I was privileged to share an office building in Pennant Hills with REA. I came to know them quite well. They run the Fl in Schools Technology Challenge, the largest student program of its type in the world. It involves something in the order of nine million students in 31 nations and 17,000 high schools. They hold national finals. They had an event here in Parliament House, in the Great Hall, some years ago. This year the national final, the Grand Prix as it is called, was held in Adelaide. I am sure they were glad to get it back. That was on 7 March. My colleague Senator Bernardi was lucky enough to attend that occasion.

To enter the competition, students form a team like a Formula 1 team. They have a manager, a design engineer, and marketing and procurement activities. They come together as a small group, supported and encouraged by their teachers, to learn for themselves and develop a model Formula 1 car. To do this they apply industry standard techniques and technology, using computer aided design, manufacturing and engineering software, and virtual and real wind tunnels—the sorts of skills normally not taught until second and third years of university. While they are doing this they learn all sorts of skills: aerodynamics, computational fluid dynamics, and drag and finite element analysis. They learn it in an enjoyable environment, spurred on by the challenge of competition, and develop an interest in engineering, technology and manufacturing for years to come. The cars are machined from balsa blocks, but other materials can be used. They are powered by a CO2 gas canister. The sorts of rules, detailed and technical, that apply in Formula 1 apply here as well. The cars reach speeds of over 80 kilometres per hour.

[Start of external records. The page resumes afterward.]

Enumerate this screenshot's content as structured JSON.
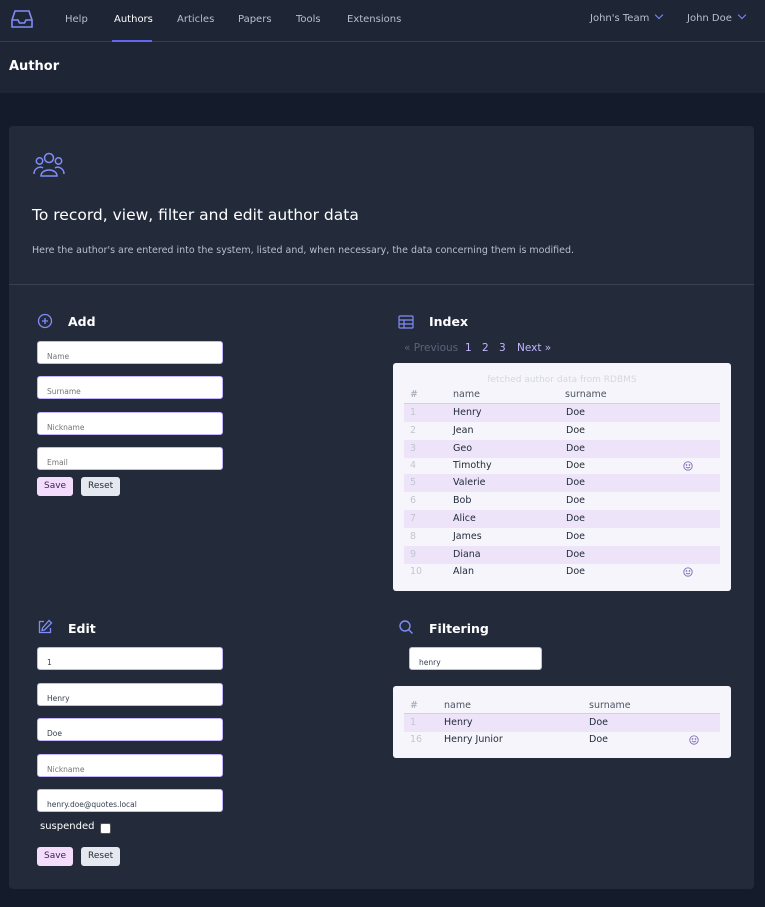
{
  "nav": {
    "logo": "inbox-logo-icon",
    "items": [
      {
        "label": "Help",
        "active": false
      },
      {
        "label": "Authors",
        "active": true
      },
      {
        "label": "Articles",
        "active": false
      },
      {
        "label": "Papers",
        "active": false
      },
      {
        "label": "Tools",
        "active": false
      },
      {
        "label": "Extensions",
        "active": false
      }
    ],
    "team_label": "John's Team",
    "user_label": "John Doe",
    "accent": "#6366f1"
  },
  "page": {
    "title": "Author"
  },
  "hero": {
    "icon": "user-group-icon",
    "title": "To record, view, filter and edit author data",
    "description": "Here the author's are entered into the system, listed and, when necessary, the data concerning them is modified."
  },
  "add": {
    "title": "Add",
    "icon": "plus-circle-icon",
    "name_placeholder": "Name",
    "surname_placeholder": "Surname",
    "nickname_placeholder": "Nickname",
    "email_placeholder": "Email",
    "save_label": "Save",
    "reset_label": "Reset"
  },
  "index": {
    "title": "Index",
    "icon": "table-icon",
    "pagination": {
      "previous": "« Previous",
      "pages": [
        "1",
        "2",
        "3"
      ],
      "next": "Next »"
    },
    "caption": "fetched author data from RDBMS",
    "columns": [
      "#",
      "name",
      "surname"
    ],
    "rows": [
      {
        "id": "1",
        "name": "Henry",
        "surname": "Doe",
        "smile": false
      },
      {
        "id": "2",
        "name": "Jean",
        "surname": "Doe",
        "smile": false
      },
      {
        "id": "3",
        "name": "Geo",
        "surname": "Doe",
        "smile": false
      },
      {
        "id": "4",
        "name": "Timothy",
        "surname": "Doe",
        "smile": true
      },
      {
        "id": "5",
        "name": "Valerie",
        "surname": "Doe",
        "smile": false
      },
      {
        "id": "6",
        "name": "Bob",
        "surname": "Doe",
        "smile": false
      },
      {
        "id": "7",
        "name": "Alice",
        "surname": "Doe",
        "smile": false
      },
      {
        "id": "8",
        "name": "James",
        "surname": "Doe",
        "smile": false
      },
      {
        "id": "9",
        "name": "Diana",
        "surname": "Doe",
        "smile": false
      },
      {
        "id": "10",
        "name": "Alan",
        "surname": "Doe",
        "smile": true
      }
    ]
  },
  "edit": {
    "title": "Edit",
    "icon": "pencil-square-icon",
    "id_value": "1",
    "name_value": "Henry",
    "surname_value": "Doe",
    "nickname_placeholder": "Nickname",
    "email_value": "henry.doe@quotes.local",
    "suspended_label": "suspended",
    "suspended_checked": false,
    "save_label": "Save",
    "reset_label": "Reset"
  },
  "filtering": {
    "title": "Filtering",
    "icon": "search-icon",
    "query": "henry",
    "columns": [
      "#",
      "name",
      "surname"
    ],
    "rows": [
      {
        "id": "1",
        "name": "Henry",
        "surname": "Doe",
        "smile": false
      },
      {
        "id": "16",
        "name": "Henry Junior",
        "surname": "Doe",
        "smile": true
      }
    ]
  }
}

The finals, held in Adelaide on 7 March, saw 26 teams from schools all over Australia compete. They were lucky enough to tour the Australian Submarine Corporation precinct at Osborne and visited the corporate box of Cummins Australia at the Clipsal 500. I think they get better experiences for technologically inclined young people. But the main event was of course the competition. The winning team was the home team from Brighton Secondary School in Adelaide, the first time a team from South Australia has won. The team, called Cold Fusion, scored most points across the 11 categories upon which the teams were judged, beating 25 other teams from across Australia to qualify for the world finals, which will be held later this year.

The winner for the development class was the Engadine High School team, named Rapid Racing. They picked up four awards, including best innovation, best team marketing and the Cisco Webex Outstanding Industry Collaboration award.

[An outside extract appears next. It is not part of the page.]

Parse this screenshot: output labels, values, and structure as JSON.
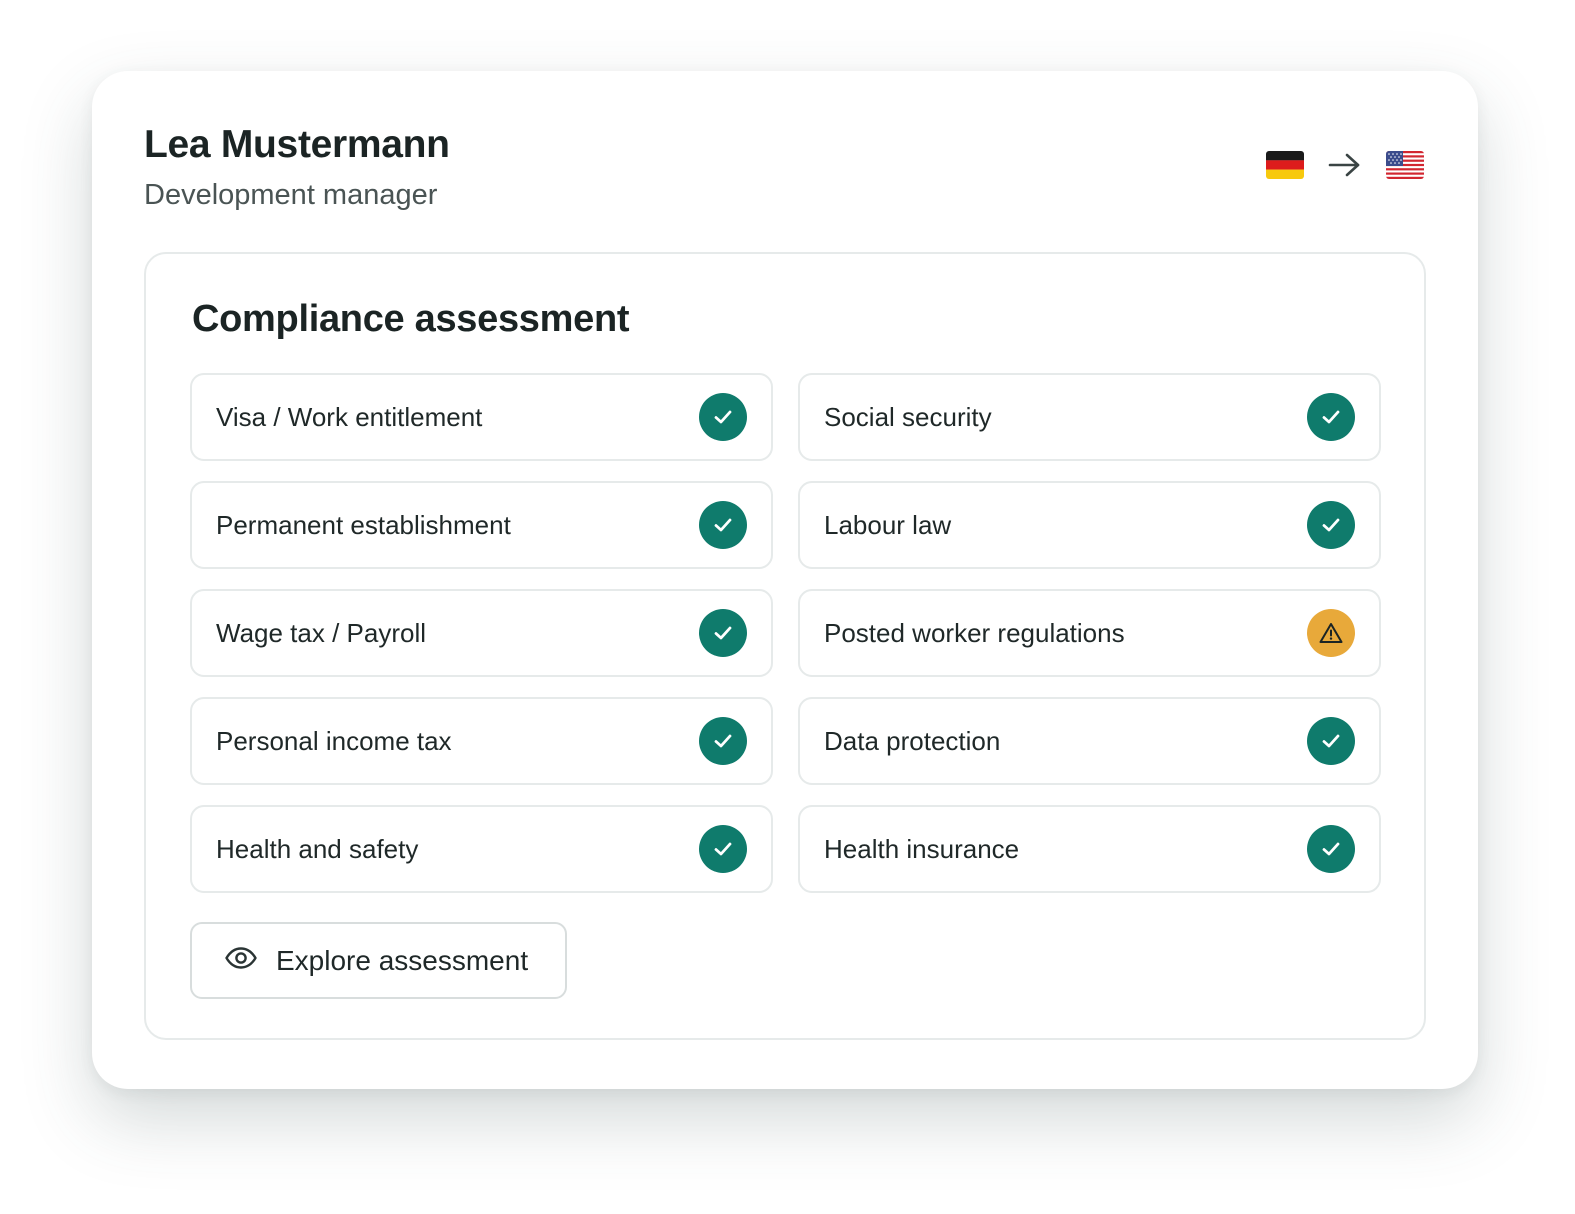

The chief judge was Dr Warren Smith of the Australian Defence Force Academy. Other judges came from engineering companies and institutions. Many organisations were involved. Apart from the outstanding work of all the teams that competed, this program is one that is of enormous value. Re-Engineering Australia Foundation is undertaking an outstanding job for Australia. I congratulate the teams and I congratulate Dr Michael Myers, the founder and CEO of the foundation, for REA's continuing success. (Time expired)